__Assignment__:
Some lines of the records below include the word "this". Report how many, and write nothing besides the number.

Start of Data extracts

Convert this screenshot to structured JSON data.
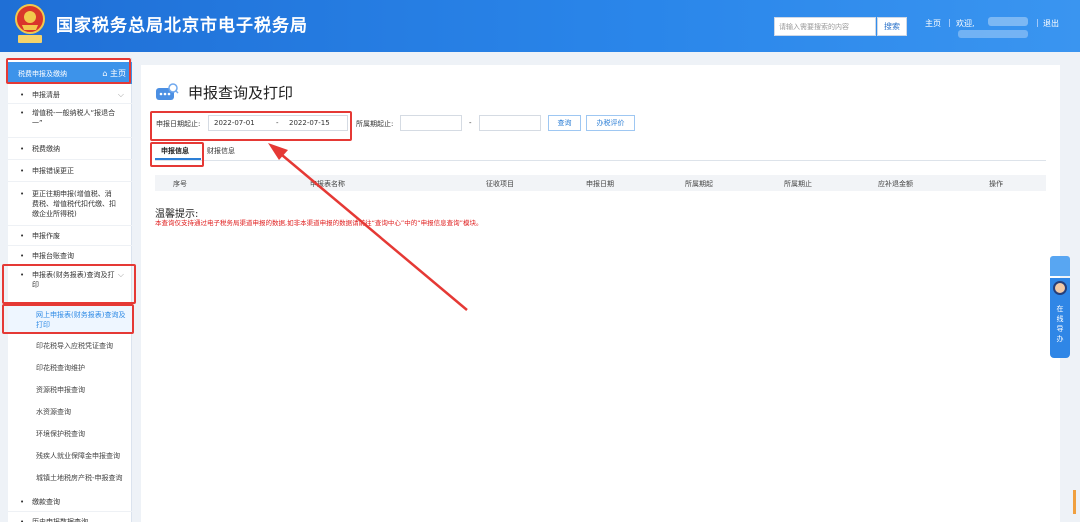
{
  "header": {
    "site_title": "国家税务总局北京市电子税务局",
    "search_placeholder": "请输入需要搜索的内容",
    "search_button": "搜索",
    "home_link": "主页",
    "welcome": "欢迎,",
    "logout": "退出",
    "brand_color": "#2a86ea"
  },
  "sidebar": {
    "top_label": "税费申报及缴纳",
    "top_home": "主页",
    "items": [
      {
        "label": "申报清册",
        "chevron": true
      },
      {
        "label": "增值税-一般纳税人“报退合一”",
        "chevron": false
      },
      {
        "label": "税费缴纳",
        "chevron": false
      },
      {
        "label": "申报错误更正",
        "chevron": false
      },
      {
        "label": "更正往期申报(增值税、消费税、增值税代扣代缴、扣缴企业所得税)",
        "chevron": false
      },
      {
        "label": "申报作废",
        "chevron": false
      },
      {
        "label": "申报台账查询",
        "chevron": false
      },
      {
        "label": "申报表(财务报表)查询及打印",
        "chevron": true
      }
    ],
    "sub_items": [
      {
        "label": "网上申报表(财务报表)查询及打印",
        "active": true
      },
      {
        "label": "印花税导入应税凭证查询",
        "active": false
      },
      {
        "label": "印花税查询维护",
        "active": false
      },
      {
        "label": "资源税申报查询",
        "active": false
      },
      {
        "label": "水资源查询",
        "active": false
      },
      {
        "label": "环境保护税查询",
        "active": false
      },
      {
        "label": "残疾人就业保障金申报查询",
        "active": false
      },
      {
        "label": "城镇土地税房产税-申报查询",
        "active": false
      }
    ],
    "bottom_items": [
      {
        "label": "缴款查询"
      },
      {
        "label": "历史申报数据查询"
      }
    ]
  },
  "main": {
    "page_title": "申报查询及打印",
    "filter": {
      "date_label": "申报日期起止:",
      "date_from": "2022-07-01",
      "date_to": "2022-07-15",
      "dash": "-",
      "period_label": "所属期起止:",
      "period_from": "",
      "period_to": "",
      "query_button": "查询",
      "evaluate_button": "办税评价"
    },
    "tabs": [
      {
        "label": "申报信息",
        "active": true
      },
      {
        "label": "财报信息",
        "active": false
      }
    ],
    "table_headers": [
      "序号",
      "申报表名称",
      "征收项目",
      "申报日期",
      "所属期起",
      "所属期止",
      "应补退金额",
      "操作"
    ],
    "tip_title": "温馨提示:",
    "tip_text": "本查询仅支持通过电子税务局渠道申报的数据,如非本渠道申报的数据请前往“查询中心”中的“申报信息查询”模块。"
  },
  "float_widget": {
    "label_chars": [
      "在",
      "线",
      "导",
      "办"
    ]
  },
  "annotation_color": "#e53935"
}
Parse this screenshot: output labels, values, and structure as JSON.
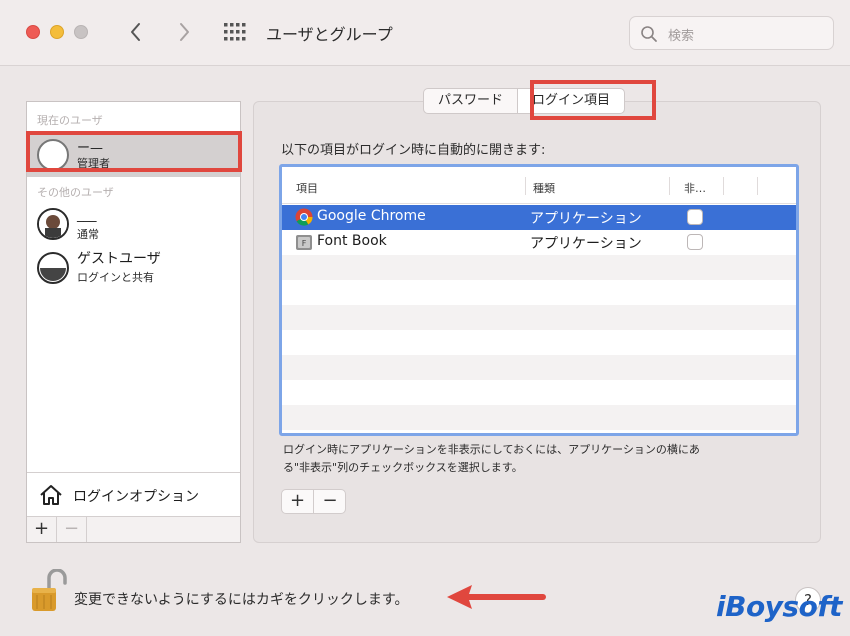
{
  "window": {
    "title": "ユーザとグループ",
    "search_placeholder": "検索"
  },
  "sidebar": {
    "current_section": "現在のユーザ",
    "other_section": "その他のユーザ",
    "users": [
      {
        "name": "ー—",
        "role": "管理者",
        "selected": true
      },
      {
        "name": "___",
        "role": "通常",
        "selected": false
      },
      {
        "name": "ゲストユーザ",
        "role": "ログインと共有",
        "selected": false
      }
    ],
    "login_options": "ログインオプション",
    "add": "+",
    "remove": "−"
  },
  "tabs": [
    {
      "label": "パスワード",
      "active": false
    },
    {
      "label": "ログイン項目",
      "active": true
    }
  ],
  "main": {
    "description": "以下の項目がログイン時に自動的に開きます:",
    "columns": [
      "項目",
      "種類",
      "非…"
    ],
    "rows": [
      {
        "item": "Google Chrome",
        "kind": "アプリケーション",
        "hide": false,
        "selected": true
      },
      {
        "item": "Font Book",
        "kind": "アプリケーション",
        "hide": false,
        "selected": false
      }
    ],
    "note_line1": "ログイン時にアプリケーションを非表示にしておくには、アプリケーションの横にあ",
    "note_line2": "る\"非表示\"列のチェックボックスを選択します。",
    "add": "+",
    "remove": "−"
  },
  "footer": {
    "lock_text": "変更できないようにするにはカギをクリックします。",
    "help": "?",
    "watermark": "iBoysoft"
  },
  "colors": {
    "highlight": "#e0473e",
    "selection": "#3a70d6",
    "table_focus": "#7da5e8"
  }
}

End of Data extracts
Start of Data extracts

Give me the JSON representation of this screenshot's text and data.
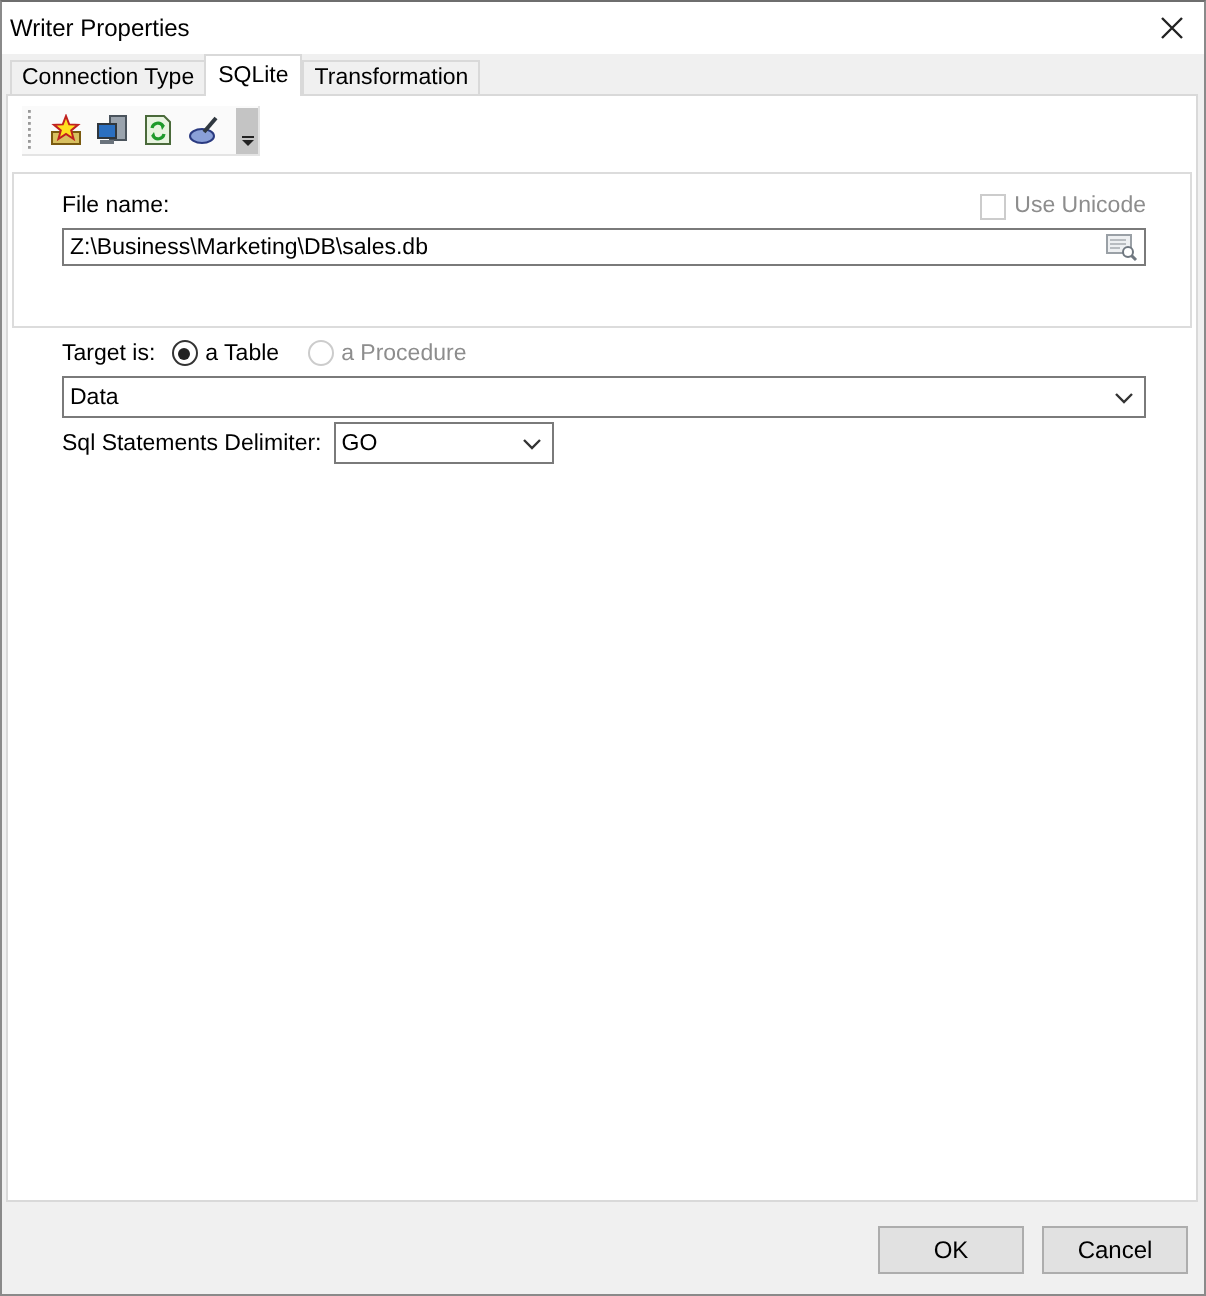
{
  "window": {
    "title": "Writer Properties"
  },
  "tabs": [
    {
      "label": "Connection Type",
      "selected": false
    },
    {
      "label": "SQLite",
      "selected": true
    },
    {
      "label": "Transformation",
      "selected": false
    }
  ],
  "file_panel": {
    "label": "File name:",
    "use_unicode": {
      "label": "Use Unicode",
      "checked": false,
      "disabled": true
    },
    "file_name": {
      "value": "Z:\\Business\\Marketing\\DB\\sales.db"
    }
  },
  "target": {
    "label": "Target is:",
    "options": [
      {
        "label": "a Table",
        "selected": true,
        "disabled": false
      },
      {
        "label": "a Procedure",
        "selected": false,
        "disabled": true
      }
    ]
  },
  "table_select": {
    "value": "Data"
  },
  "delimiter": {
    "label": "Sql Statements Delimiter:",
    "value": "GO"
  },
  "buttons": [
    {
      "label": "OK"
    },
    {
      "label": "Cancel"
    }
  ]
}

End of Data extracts

__Exercise response__:
3